**Directions**
All of the data that follows should be output again without any alteration.
=======
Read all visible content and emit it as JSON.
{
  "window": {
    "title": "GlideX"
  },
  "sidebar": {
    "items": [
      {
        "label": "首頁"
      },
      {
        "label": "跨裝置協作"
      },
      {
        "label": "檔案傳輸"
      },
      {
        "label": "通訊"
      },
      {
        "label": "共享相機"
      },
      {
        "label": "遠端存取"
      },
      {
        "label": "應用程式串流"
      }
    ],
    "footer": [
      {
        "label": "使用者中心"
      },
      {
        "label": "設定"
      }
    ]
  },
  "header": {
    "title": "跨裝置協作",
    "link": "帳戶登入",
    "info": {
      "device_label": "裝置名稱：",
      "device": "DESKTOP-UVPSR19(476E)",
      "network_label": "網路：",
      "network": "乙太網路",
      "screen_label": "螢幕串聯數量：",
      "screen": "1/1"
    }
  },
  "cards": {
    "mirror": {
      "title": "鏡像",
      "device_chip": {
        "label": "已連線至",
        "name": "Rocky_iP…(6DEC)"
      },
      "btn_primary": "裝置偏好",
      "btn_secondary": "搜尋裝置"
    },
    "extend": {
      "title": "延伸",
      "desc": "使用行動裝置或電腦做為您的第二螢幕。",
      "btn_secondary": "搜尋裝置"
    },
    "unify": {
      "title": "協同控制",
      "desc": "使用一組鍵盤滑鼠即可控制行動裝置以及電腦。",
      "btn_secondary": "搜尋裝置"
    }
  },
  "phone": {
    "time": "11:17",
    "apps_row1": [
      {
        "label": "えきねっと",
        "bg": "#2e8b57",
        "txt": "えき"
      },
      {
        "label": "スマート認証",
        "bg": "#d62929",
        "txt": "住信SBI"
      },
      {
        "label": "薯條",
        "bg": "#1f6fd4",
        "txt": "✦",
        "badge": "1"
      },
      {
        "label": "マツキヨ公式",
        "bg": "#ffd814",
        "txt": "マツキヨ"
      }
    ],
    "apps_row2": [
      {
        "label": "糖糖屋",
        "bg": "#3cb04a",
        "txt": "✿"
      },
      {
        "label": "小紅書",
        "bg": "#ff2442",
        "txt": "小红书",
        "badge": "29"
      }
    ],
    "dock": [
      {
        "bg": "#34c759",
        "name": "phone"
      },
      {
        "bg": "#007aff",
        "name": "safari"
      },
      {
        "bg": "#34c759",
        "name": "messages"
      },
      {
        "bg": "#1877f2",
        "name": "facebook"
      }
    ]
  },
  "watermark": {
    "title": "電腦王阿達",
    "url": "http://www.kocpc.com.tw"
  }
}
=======
**Solution to this problem**
Read all visible content and emit it as JSON.
{
  "window": {
    "title": "GlideX"
  },
  "sidebar": {
    "items": [
      {
        "label": "首頁"
      },
      {
        "label": "跨裝置協作"
      },
      {
        "label": "檔案傳輸"
      },
      {
        "label": "通訊"
      },
      {
        "label": "共享相機"
      },
      {
        "label": "遠端存取"
      },
      {
        "label": "應用程式串流"
      }
    ],
    "footer": [
      {
        "label": "使用者中心"
      },
      {
        "label": "設定"
      }
    ]
  },
  "header": {
    "title": "跨裝置協作",
    "link": "帳戶登入",
    "info": {
      "device_label": "裝置名稱：",
      "device": "DESKTOP-UVPSR19(476E)",
      "network_label": "網路：",
      "network": "乙太網路",
      "screen_label": "螢幕串聯數量：",
      "screen": "1/1"
    }
  },
  "cards": {
    "mirror": {
      "title": "鏡像",
      "device_chip": {
        "label": "已連線至",
        "name": "Rocky_iP…(6DEC)"
      },
      "btn_primary": "裝置偏好",
      "btn_secondary": "搜尋裝置"
    },
    "extend": {
      "title": "延伸",
      "desc": "使用行動裝置或電腦做為您的第二螢幕。",
      "btn_secondary": "搜尋裝置"
    },
    "unify": {
      "title": "協同控制",
      "desc": "使用一組鍵盤滑鼠即可控制行動裝置以及電腦。",
      "btn_secondary": "搜尋裝置"
    }
  },
  "phone": {
    "time": "11:17",
    "apps_row1": [
      {
        "label": "えきねっと",
        "bg": "#2e8b57",
        "txt": "えき"
      },
      {
        "label": "スマート認証",
        "bg": "#d62929",
        "txt": "住信SBI"
      },
      {
        "label": "薯條",
        "bg": "#1f6fd4",
        "txt": "✦",
        "badge": "1"
      },
      {
        "label": "マツキヨ公式",
        "bg": "#ffd814",
        "txt": "マツキヨ"
      }
    ],
    "apps_row2": [
      {
        "label": "糖糖屋",
        "bg": "#3cb04a",
        "txt": "✿"
      },
      {
        "label": "小紅書",
        "bg": "#ff2442",
        "txt": "小红书",
        "badge": "29"
      }
    ],
    "dock": [
      {
        "bg": "#34c759",
        "name": "phone"
      },
      {
        "bg": "#007aff",
        "name": "safari"
      },
      {
        "bg": "#34c759",
        "name": "messages"
      },
      {
        "bg": "#1877f2",
        "name": "facebook"
      }
    ]
  },
  "watermark": {
    "title": "電腦王阿達",
    "url": "http://www.kocpc.com.tw"
  }
}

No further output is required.